The Federalist Papers consist of eighty-five letters written to newspapers in the late 1780s to urge the ratification of the U.S. Constitution. One of the Federalist papers is Number 10 by James Madison, and was written for this division issue. Due to the fact that James Madison not only acknowledged the concerns of some delegates, but also gave a counter argument to explain why the Constitution will fix problems rather than impose them, is one of the reasons why Federalist Paper Number 10 adequately defends the need for the Constitution. Madison begins by stating that private rights and public good would be best protected in a single large republic rather than a mixture of small republics. He countered the concern about the republic leading to tyranny by stating that it was exactly the great number of factions and diversity that would avoid tyranny. He explained that groups would be forced to negotiate and compromise among themselves, arriving at solutions that would respect the rights of minorities.
However that isn’t to say that no one gave anything up for the Constitution. Explicitly stated in the document Madison says “It must be confessed, that in this, as in most other cases, there is a mean, on both sides of which inconveniences will be found to lie. By enlarging too much the number of electors, you render the representative too little acquainted with all their local circumstances and lesser interests; as by reducing it too much, you render him unduly attached to these and too little fit to comprehend and pursue great and national objects”.
Madison insisted that in order to have a Constitution they must form a “happy combination” of certain arguments, as stated in the document. The meaning and purpose of Madison’s Federalist Paper Number 10 becomes clearer as one continues to read. He argues for the Constitution in a way that explains why we need it, and also what things we will lack if we don’t ratify it. It is by using a combination of those arguments that Madison was able to get his view across.
In today’s time Madison’s Federalist Paper Number 10 is considered one of the most influential papers.

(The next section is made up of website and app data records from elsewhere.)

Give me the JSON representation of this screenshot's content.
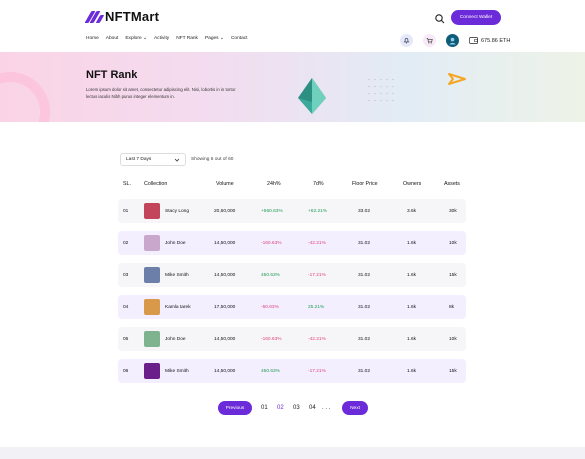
{
  "brand": {
    "name": "NFTMart",
    "accent": "#6c2bd9"
  },
  "header": {
    "connect_label": "Connect Wallet",
    "search_icon": "search-icon"
  },
  "nav": {
    "items": [
      "Home",
      "About",
      "Explore",
      "Activity",
      "NFT Rank",
      "Pages",
      "Contact"
    ],
    "balance": "675.86 ETH"
  },
  "hero": {
    "title": "NFT Rank",
    "subtitle": "Lorem ipsum dolor sit amet, consectetur adipiscing elit. Nisi, lobortis in in tortor lectus iaculis Nibh purus integer elementum in."
  },
  "filter": {
    "selected": "Last 7 Days",
    "showing": "Showing 6 out of 60"
  },
  "table": {
    "headers": [
      "SL.",
      "Collection",
      "Volume",
      "24h%",
      "7d%",
      "Floor Price",
      "Owners",
      "Assets"
    ],
    "rows": [
      {
        "sl": "01",
        "name": "Stacy Long",
        "volume": "20,50,000",
        "h24": "+560.63%",
        "d7": "+62.21%",
        "floor": "33.02",
        "owners": "3.6k",
        "assets": "30k",
        "h24dir": "pos",
        "d7dir": "pos",
        "thumb": "#c2455c"
      },
      {
        "sl": "02",
        "name": "John Doe",
        "volume": "14,50,000",
        "h24": "-160.63%",
        "d7": "-42.21%",
        "floor": "31.02",
        "owners": "1.6k",
        "assets": "10k",
        "h24dir": "neg",
        "d7dir": "neg",
        "thumb": "#c9a7cc"
      },
      {
        "sl": "03",
        "name": "Mike Smith",
        "volume": "14,50,000",
        "h24": "450.63%",
        "d7": "-17.21%",
        "floor": "31.02",
        "owners": "1.6k",
        "assets": "15k",
        "h24dir": "pos",
        "d7dir": "neg",
        "thumb": "#6c7fa8"
      },
      {
        "sl": "04",
        "name": "Kamla tarek",
        "volume": "17,50,000",
        "h24": "-50.63%",
        "d7": "25.21%",
        "floor": "31.02",
        "owners": "1.6k",
        "assets": "8k",
        "h24dir": "neg",
        "d7dir": "pos",
        "thumb": "#d89a4a"
      },
      {
        "sl": "05",
        "name": "John Doe",
        "volume": "14,50,000",
        "h24": "-160.63%",
        "d7": "-42.21%",
        "floor": "31.02",
        "owners": "1.6k",
        "assets": "10k",
        "h24dir": "neg",
        "d7dir": "neg",
        "thumb": "#7fb38f"
      },
      {
        "sl": "06",
        "name": "Mike Smith",
        "volume": "14,50,000",
        "h24": "450.63%",
        "d7": "-17.21%",
        "floor": "31.02",
        "owners": "1.6k",
        "assets": "15k",
        "h24dir": "pos",
        "d7dir": "neg",
        "thumb": "#6a1e8a"
      }
    ]
  },
  "pagination": {
    "previous": "Previous",
    "next": "Next",
    "pages": [
      "01",
      "02",
      "03",
      "04"
    ],
    "ellipsis": ". . .",
    "current": "02"
  }
}
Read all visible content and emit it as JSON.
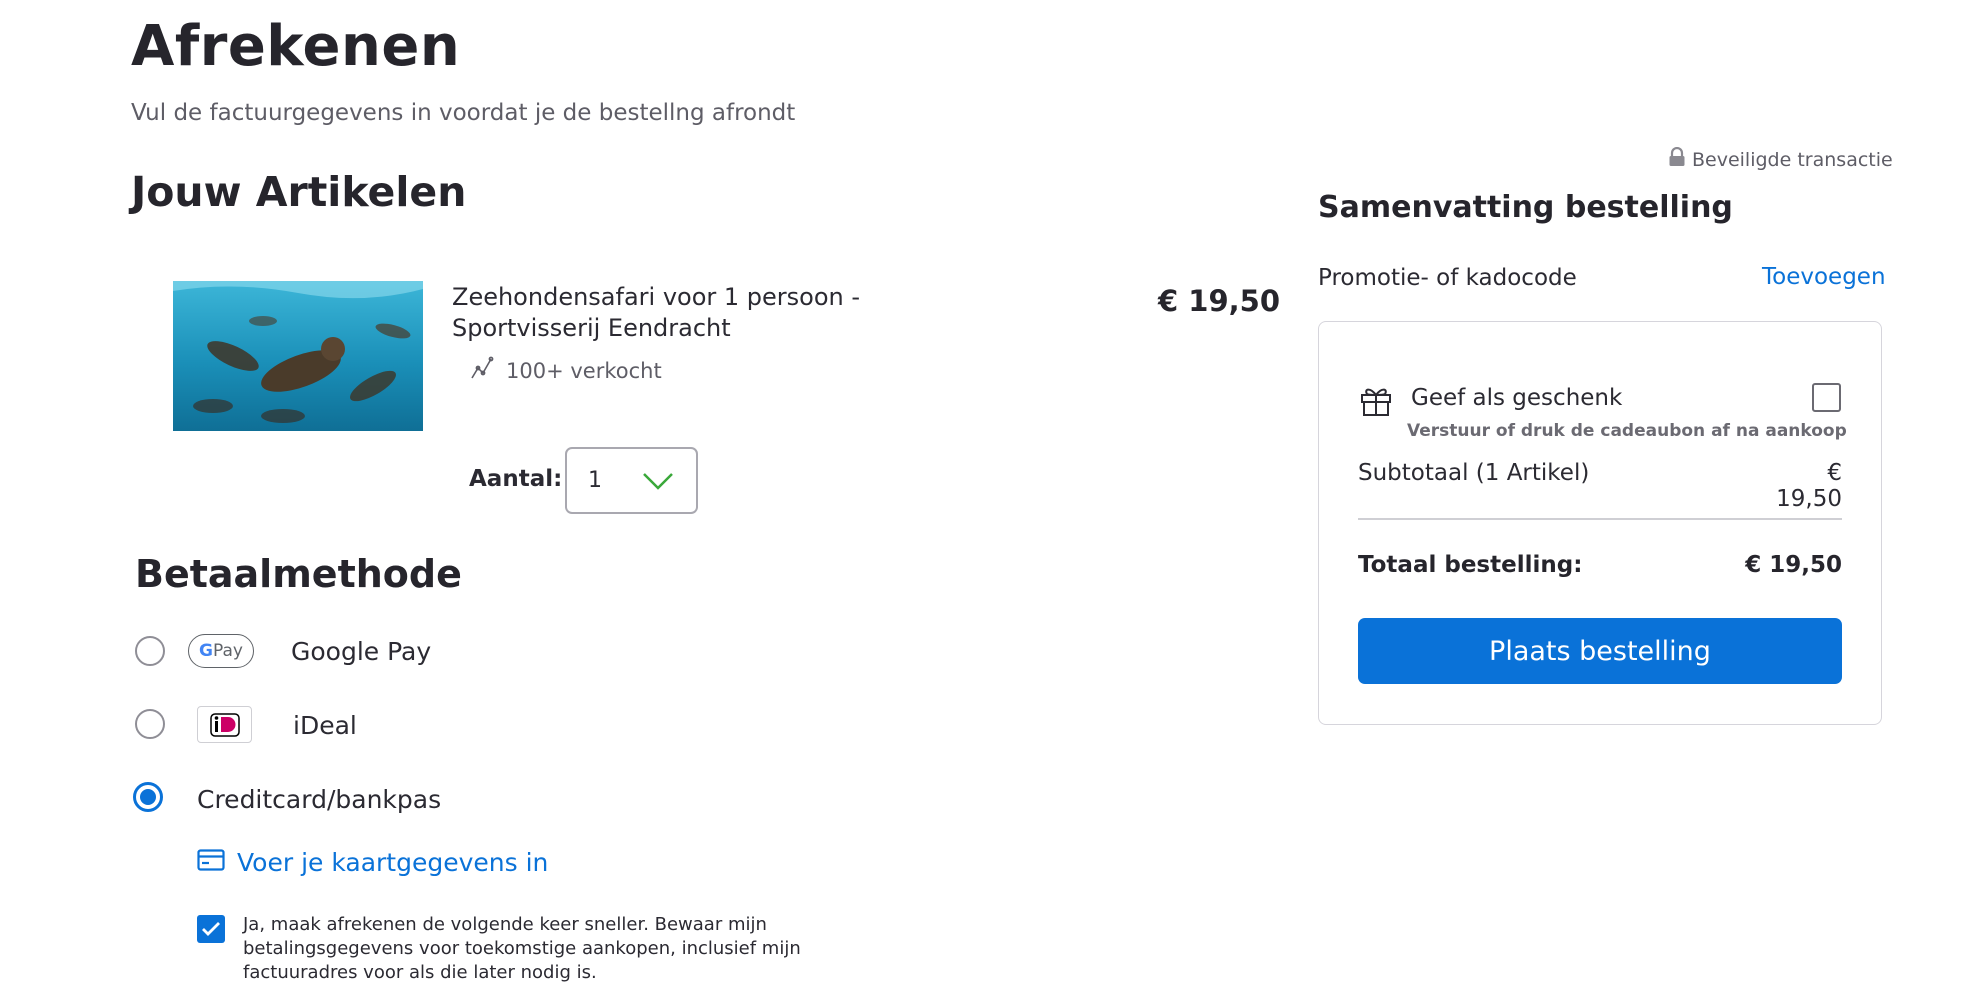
{
  "header": {
    "title": "Afrekenen",
    "subtitle": "Vul de factuurgegevens in voordat je de bestellng afrondt"
  },
  "items": {
    "heading": "Jouw Artikelen",
    "product": {
      "name": "Zeehondensafari voor 1 persoon - Sportvisserij Eendracht",
      "sold": "100+ verkocht",
      "price": "€ 19,50",
      "quantity_label": "Aantal:",
      "quantity_value": "1"
    }
  },
  "payment": {
    "heading": "Betaalmethode",
    "methods": [
      {
        "label": "Google Pay",
        "badge": "Pay",
        "selected": false
      },
      {
        "label": "iDeal",
        "badge": "iD",
        "selected": false
      },
      {
        "label": "Creditcard/bankpas",
        "selected": true
      }
    ],
    "card_link": "Voer je kaartgegevens in",
    "save_details": "Ja, maak afrekenen de volgende keer sneller. Bewaar mijn betalingsgegevens voor toekomstige aankopen, inclusief mijn factuuradres voor als die later nodig is."
  },
  "summary": {
    "secure": "Beveiligde transactie",
    "heading": "Samenvatting bestelling",
    "promo_label": "Promotie- of kadocode",
    "promo_add": "Toevoegen",
    "gift_label": "Geef als geschenk",
    "gift_sub": "Verstuur of druk de cadeaubon af na aankoop",
    "subtotal_label": "Subtotaal (1 Artikel)",
    "subtotal_value": "€ 19,50",
    "total_label": "Totaal bestelling:",
    "total_value": "€ 19,50",
    "place_order": "Plaats bestelling"
  },
  "colors": {
    "accent": "#0a72d8",
    "text": "#2b2a32",
    "muted": "#5e5d66"
  }
}
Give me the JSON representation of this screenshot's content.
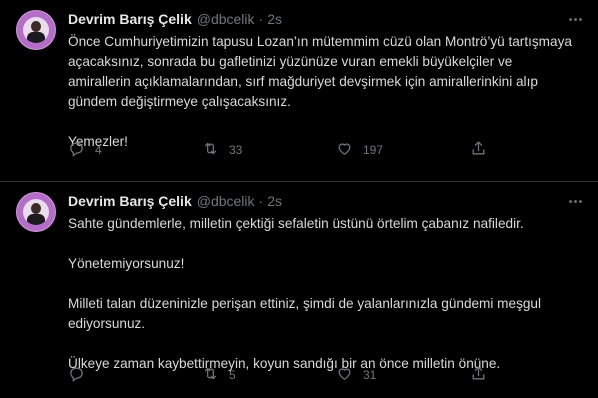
{
  "tweets": [
    {
      "author": "Devrim Barış Çelik",
      "handle": "@dbcelik",
      "separator": "·",
      "time": "2s",
      "paragraphs": [
        "Önce Cumhuriyetimizin tapusu Lozan’ın mütemmim cüzü olan Montrö’yü tartışmaya açacaksınız, sonrada bu gafletinizi yüzünüze vuran emekli büyükelçiler ve amirallerin açıklamalarından, sırf mağduriyet devşirmek için amirallerinkini alıp gündem değiştirmeye çalışacaksınız.",
        "Yemezler!"
      ],
      "replies": "4",
      "retweets": "33",
      "likes": "197"
    },
    {
      "author": "Devrim Barış Çelik",
      "handle": "@dbcelik",
      "separator": "·",
      "time": "2s",
      "paragraphs": [
        "Sahte gündemlerle, milletin çektiği sefaletin üstünü örtelim çabanız nafiledir.",
        "Yönetemiyorsunuz!",
        "Milleti talan düzeninizle perişan ettiniz, şimdi de yalanlarınızla gündemi meşgul ediyorsunuz.",
        "Ülkeye zaman kaybettirmeyin, koyun sandığı bir an önce milletin önüne."
      ],
      "replies": "",
      "retweets": "5",
      "likes": "31"
    }
  ],
  "colors": {
    "background": "#000000",
    "text": "#d9d9d9",
    "muted": "#6e767d",
    "divider": "#2f3336",
    "avatar_ring": "#b46dc8"
  },
  "icons": {
    "reply": "reply-icon",
    "retweet": "retweet-icon",
    "like": "heart-icon",
    "share": "share-icon",
    "more": "more-icon"
  }
}
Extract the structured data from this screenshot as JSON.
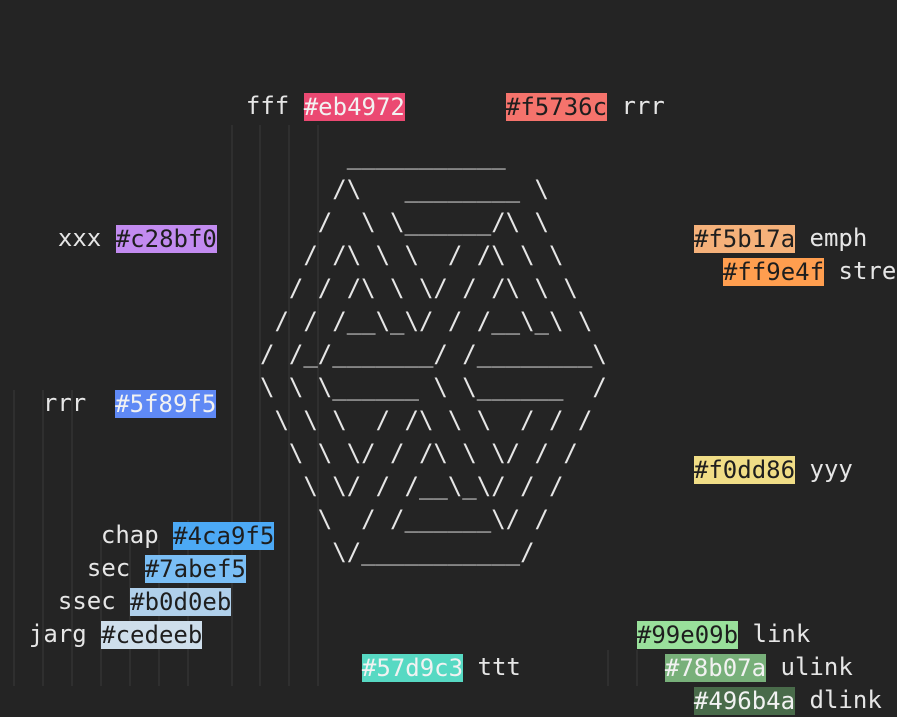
{
  "ascii_art": [
    "      ___________",
    "     /\\   ________ \\",
    "    /  \\ \\______/\\ \\",
    "   / /\\ \\ \\  / /\\ \\ \\",
    "  / / /\\ \\ \\/ / /\\ \\ \\",
    " / / /__\\_\\/ / /__\\_\\ \\",
    "/ /_/_______/ /________\\",
    "\\ \\ \\______ \\ \\______  /",
    " \\ \\ \\  / /\\ \\ \\  / / /",
    "  \\ \\ \\/ / /\\ \\ \\/ / /",
    "   \\ \\/ / /__\\_\\/ / /",
    "    \\  / /______\\/ /",
    "     \\/___________/"
  ],
  "swatches": [
    {
      "id": "fff",
      "label": "fff",
      "hex": "#eb4972",
      "order": "label-first"
    },
    {
      "id": "rrr1",
      "label": "rrr",
      "hex": "#f5736c",
      "order": "chip-first"
    },
    {
      "id": "xxx",
      "label": "xxx",
      "hex": "#c28bf0",
      "order": "label-first"
    },
    {
      "id": "emph",
      "label": "emph",
      "hex": "#f5b17a",
      "order": "chip-first"
    },
    {
      "id": "stress",
      "label": "stress",
      "hex": "#ff9e4f",
      "order": "chip-first"
    },
    {
      "id": "rrr2",
      "label": "rrr",
      "hex": "#5f89f5",
      "order": "label-first"
    },
    {
      "id": "yyy",
      "label": "yyy",
      "hex": "#f0dd86",
      "order": "chip-first"
    },
    {
      "id": "chap",
      "label": "chap",
      "hex": "#4ca9f5",
      "order": "label-first"
    },
    {
      "id": "sec",
      "label": "sec",
      "hex": "#7abef5",
      "order": "label-first"
    },
    {
      "id": "ssec",
      "label": "ssec",
      "hex": "#b0d0eb",
      "order": "label-first"
    },
    {
      "id": "jarg",
      "label": "jarg",
      "hex": "#cedeeb",
      "order": "label-first"
    },
    {
      "id": "link",
      "label": "link",
      "hex": "#99e09b",
      "order": "chip-first"
    },
    {
      "id": "ttt",
      "label": "ttt",
      "hex": "#57d9c3",
      "order": "chip-first"
    },
    {
      "id": "ulink",
      "label": "ulink",
      "hex": "#78b07a",
      "order": "chip-first"
    },
    {
      "id": "dlink",
      "label": "dlink",
      "hex": "#496b4a",
      "order": "chip-first"
    }
  ]
}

It rebuts the Anti-federalists’ argument that a republic would soon crumble under the pressure of factional divisions. Madison outlined how a republican government could balance the needs of the minority and majority while preserving liberty and diversity. This document is one of the main reasons we have the Constitution that we abide by today.